From David Pescovitz’s “The Big Picture“:
Mobile researcher John Poisson, CEO of the Fours Initiative, focuses on how cameraphones could revolutionize photography and communication — if people would only start using them more.
As the leader of Sony Corporation’s mobile media research and design groups in Tokyo, John Poisson spent two years focused on how people use cameraphones, and why they don’t use them more often.
TheFeature: What have you learned over the course of your research?
Poisson: People think of the cameraphone as a more convenient tool for digital photography, an extension of the digital camera. That’s missing the mark. The mobile phone is a communications device. The minute you attach a camera to that, and give people the ability to share the content that they’re creating in real time, the dynamic changes significantly.
TheFeature: Aren’t providers already developing applications to take advantage of that shift?

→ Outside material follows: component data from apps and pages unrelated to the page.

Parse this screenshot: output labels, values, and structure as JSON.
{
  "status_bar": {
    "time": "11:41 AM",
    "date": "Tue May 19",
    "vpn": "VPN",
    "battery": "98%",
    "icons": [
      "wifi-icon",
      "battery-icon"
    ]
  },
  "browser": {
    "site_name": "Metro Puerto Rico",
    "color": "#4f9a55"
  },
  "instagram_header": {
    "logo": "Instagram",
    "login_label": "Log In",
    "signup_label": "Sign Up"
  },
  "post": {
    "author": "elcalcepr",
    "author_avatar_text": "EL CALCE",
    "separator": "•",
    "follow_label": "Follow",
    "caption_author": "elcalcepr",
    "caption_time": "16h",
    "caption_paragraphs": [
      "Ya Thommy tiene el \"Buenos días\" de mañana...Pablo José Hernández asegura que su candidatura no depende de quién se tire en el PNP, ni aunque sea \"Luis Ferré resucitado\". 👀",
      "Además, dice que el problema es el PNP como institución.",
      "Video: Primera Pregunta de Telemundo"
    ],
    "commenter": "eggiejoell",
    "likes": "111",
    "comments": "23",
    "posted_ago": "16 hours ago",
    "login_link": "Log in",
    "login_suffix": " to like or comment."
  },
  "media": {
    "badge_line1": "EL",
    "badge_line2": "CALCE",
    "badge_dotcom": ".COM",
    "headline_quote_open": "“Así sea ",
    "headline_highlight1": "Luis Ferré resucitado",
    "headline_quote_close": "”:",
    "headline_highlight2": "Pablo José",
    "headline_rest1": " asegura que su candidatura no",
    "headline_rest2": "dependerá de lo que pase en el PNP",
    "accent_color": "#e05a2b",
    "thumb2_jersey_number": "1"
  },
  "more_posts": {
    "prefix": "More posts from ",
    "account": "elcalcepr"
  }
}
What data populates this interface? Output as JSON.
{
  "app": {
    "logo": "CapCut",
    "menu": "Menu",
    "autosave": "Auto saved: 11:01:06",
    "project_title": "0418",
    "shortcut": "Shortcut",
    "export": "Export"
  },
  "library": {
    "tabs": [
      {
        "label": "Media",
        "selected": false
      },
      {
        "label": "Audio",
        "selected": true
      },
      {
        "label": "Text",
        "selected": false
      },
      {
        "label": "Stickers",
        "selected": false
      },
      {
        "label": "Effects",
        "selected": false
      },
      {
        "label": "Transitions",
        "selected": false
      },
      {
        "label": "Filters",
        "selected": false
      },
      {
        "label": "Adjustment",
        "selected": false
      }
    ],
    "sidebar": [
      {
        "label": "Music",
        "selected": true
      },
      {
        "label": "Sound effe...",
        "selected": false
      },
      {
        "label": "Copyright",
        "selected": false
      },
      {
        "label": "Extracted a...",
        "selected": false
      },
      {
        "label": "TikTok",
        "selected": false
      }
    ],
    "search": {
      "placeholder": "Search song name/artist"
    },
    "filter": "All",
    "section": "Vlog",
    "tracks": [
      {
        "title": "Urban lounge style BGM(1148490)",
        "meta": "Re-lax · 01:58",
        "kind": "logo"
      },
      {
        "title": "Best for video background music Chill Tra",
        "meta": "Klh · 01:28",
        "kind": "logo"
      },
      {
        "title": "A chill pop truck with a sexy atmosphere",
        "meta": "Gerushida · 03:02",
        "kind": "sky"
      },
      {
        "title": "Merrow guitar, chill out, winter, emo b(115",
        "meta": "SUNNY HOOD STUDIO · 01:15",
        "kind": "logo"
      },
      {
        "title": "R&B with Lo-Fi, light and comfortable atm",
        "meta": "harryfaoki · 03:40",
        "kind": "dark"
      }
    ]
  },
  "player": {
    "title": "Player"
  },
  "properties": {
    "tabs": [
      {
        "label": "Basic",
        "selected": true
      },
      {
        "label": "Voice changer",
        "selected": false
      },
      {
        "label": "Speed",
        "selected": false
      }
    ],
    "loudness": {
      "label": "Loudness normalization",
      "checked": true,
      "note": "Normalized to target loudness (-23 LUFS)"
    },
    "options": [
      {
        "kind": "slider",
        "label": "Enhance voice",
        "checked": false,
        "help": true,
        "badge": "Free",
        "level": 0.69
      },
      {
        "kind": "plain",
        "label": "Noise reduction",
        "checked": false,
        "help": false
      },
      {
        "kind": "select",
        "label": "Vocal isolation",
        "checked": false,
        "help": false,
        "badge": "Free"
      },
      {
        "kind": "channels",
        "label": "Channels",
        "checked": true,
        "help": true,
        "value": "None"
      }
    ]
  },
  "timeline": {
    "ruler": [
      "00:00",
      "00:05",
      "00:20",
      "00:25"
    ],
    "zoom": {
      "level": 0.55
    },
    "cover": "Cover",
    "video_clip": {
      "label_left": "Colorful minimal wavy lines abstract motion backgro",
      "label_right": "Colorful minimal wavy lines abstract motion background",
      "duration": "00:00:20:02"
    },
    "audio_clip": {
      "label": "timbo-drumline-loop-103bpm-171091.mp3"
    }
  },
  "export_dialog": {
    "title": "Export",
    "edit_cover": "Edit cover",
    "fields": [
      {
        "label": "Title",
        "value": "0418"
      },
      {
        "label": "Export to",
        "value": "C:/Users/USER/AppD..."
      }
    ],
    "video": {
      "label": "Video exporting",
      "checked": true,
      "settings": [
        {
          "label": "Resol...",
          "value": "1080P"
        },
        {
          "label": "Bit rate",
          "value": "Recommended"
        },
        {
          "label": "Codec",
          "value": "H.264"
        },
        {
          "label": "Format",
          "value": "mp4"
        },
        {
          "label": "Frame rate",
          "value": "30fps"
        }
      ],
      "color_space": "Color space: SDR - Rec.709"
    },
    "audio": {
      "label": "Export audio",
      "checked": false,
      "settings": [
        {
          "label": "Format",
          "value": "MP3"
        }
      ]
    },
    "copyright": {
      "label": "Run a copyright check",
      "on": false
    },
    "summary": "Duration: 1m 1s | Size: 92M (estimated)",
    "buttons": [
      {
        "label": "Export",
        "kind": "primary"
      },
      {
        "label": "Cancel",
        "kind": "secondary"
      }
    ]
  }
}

Poisson: Well, we have things like the ability to moblog, to publish pictures to a blog, which is not necessarily the most relevant model to consumers. Those tools are developed by people who understand blogging and apply it in their daily lives. But it ignores the trend that we and Mimi Ito and others are seeing as part of the evolution of photography. If you look at the way people have (historically) used cameras, it started off with portraiture and photographs of record — formalized photographs with a capital “P.” Then as the technology evolved, we had this notion of something called a snapshot, which is much more informal. People could take a higher number of pictures with not so much concern over composition. It was more about capturing an experience than photographing something. The limit of that path was the Polaroid. It was about taking the picture and sharing it instantly. What we have today is the ability to create today is a kind of distributed digital manifestation of that process.